*** Entries supplied ***

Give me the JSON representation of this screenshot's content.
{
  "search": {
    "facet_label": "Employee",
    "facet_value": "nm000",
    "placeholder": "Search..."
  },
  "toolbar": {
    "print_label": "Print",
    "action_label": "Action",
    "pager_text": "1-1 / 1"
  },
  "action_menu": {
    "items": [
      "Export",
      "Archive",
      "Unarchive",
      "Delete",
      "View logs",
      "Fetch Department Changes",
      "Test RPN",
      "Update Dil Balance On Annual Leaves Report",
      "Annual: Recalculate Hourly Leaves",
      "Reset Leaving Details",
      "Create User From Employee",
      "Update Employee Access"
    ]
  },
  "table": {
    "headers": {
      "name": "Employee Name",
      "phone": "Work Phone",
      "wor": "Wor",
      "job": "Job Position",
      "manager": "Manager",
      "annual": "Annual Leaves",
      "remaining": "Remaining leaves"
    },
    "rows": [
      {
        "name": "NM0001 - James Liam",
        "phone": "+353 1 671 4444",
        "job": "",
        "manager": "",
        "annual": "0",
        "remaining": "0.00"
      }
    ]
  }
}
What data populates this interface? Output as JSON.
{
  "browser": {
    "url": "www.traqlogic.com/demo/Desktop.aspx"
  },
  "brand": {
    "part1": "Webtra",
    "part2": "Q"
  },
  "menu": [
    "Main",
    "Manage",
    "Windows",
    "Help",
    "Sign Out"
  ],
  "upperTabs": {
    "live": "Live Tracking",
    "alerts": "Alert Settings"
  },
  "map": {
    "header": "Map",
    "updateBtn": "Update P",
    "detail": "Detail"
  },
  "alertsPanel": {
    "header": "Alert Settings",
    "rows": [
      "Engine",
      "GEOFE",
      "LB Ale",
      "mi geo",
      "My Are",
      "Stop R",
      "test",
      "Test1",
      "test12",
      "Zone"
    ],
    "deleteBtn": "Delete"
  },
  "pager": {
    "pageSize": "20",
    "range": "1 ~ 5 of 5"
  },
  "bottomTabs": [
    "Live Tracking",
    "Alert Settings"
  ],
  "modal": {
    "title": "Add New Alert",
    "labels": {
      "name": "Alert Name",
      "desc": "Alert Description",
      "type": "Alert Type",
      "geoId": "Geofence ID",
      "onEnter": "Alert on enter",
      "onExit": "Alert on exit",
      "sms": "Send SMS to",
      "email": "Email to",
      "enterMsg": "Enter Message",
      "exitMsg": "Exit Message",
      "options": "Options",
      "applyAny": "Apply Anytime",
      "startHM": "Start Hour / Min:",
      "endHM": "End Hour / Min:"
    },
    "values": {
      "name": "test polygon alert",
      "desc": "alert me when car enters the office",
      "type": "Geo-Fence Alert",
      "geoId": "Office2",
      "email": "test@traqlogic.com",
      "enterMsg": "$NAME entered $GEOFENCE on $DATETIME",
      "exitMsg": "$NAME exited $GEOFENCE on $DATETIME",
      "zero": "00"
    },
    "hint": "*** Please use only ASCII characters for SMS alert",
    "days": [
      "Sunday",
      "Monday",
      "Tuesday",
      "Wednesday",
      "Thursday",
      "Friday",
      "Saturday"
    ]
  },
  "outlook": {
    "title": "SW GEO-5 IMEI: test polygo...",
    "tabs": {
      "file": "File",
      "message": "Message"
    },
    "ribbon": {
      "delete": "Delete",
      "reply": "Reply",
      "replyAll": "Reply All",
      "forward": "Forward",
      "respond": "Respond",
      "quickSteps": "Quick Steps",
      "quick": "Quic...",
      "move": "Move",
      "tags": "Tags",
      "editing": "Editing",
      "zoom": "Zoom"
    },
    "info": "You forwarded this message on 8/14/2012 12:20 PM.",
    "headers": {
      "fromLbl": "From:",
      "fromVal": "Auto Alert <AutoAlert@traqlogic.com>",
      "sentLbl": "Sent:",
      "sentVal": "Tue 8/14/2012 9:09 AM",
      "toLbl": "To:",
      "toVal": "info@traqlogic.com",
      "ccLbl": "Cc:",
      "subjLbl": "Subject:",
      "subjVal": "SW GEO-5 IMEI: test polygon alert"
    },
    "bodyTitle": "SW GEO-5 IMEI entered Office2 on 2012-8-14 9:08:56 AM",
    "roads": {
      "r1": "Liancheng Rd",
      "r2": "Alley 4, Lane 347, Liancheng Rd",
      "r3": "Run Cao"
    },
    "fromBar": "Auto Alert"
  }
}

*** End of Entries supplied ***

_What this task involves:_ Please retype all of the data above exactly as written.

_Result:_
Give me the JSON representation of this screenshot's content.
{
  "search": {
    "facet_label": "Employee",
    "facet_value": "nm000",
    "placeholder": "Search..."
  },
  "toolbar": {
    "print_label": "Print",
    "action_label": "Action",
    "pager_text": "1-1 / 1"
  },
  "action_menu": {
    "items": [
      "Export",
      "Archive",
      "Unarchive",
      "Delete",
      "View logs",
      "Fetch Department Changes",
      "Test RPN",
      "Update Dil Balance On Annual Leaves Report",
      "Annual: Recalculate Hourly Leaves",
      "Reset Leaving Details",
      "Create User From Employee",
      "Update Employee Access"
    ]
  },
  "table": {
    "headers": {
      "name": "Employee Name",
      "phone": "Work Phone",
      "wor": "Wor",
      "job": "Job Position",
      "manager": "Manager",
      "annual": "Annual Leaves",
      "remaining": "Remaining leaves"
    },
    "rows": [
      {
        "name": "NM0001 - James Liam",
        "phone": "+353 1 671 4444",
        "job": "",
        "manager": "",
        "annual": "0",
        "remaining": "0.00"
      }
    ]
  }
}
What data populates this interface? Output as JSON.
{
  "browser": {
    "url": "www.traqlogic.com/demo/Desktop.aspx"
  },
  "brand": {
    "part1": "Webtra",
    "part2": "Q"
  },
  "menu": [
    "Main",
    "Manage",
    "Windows",
    "Help",
    "Sign Out"
  ],
  "upperTabs": {
    "live": "Live Tracking",
    "alerts": "Alert Settings"
  },
  "map": {
    "header": "Map",
    "updateBtn": "Update P",
    "detail": "Detail"
  },
  "alertsPanel": {
    "header": "Alert Settings",
    "rows": [
      "Engine",
      "GEOFE",
      "LB Ale",
      "mi geo",
      "My Are",
      "Stop R",
      "test",
      "Test1",
      "test12",
      "Zone"
    ],
    "deleteBtn": "Delete"
  },
  "pager": {
    "pageSize": "20",
    "range": "1 ~ 5 of 5"
  },
  "bottomTabs": [
    "Live Tracking",
    "Alert Settings"
  ],
  "modal": {
    "title": "Add New Alert",
    "labels": {
      "name": "Alert Name",
      "desc": "Alert Description",
      "type": "Alert Type",
      "geoId": "Geofence ID",
      "onEnter": "Alert on enter",
      "onExit": "Alert on exit",
      "sms": "Send SMS to",
      "email": "Email to",
      "enterMsg": "Enter Message",
      "exitMsg": "Exit Message",
      "options": "Options",
      "applyAny": "Apply Anytime",
      "startHM": "Start Hour / Min:",
      "endHM": "End Hour / Min:"
    },
    "values": {
      "name": "test polygon alert",
      "desc": "alert me when car enters the office",
      "type": "Geo-Fence Alert",
      "geoId": "Office2",
      "email": "test@traqlogic.com",
      "enterMsg": "$NAME entered $GEOFENCE on $DATETIME",
      "exitMsg": "$NAME exited $GEOFENCE on $DATETIME",
      "zero": "00"
    },
    "hint": "*** Please use only ASCII characters for SMS alert",
    "days": [
      "Sunday",
      "Monday",
      "Tuesday",
      "Wednesday",
      "Thursday",
      "Friday",
      "Saturday"
    ]
  },
  "outlook": {
    "title": "SW GEO-5 IMEI: test polygo...",
    "tabs": {
      "file": "File",
      "message": "Message"
    },
    "ribbon": {
      "delete": "Delete",
      "reply": "Reply",
      "replyAll": "Reply All",
      "forward": "Forward",
      "respond": "Respond",
      "quickSteps": "Quick Steps",
      "quick": "Quic...",
      "move": "Move",
      "tags": "Tags",
      "editing": "Editing",
      "zoom": "Zoom"
    },
    "info": "You forwarded this message on 8/14/2012 12:20 PM.",
    "headers": {
      "fromLbl": "From:",
      "fromVal": "Auto Alert <AutoAlert@traqlogic.com>",
      "sentLbl": "Sent:",
      "sentVal": "Tue 8/14/2012 9:09 AM",
      "toLbl": "To:",
      "toVal": "info@traqlogic.com",
      "ccLbl": "Cc:",
      "subjLbl": "Subject:",
      "subjVal": "SW GEO-5 IMEI: test polygon alert"
    },
    "bodyTitle": "SW GEO-5 IMEI entered Office2 on 2012-8-14 9:08:56 AM",
    "roads": {
      "r1": "Liancheng Rd",
      "r2": "Alley 4, Lane 347, Liancheng Rd",
      "r3": "Run Cao"
    },
    "fromBar": "Auto Alert"
  }
}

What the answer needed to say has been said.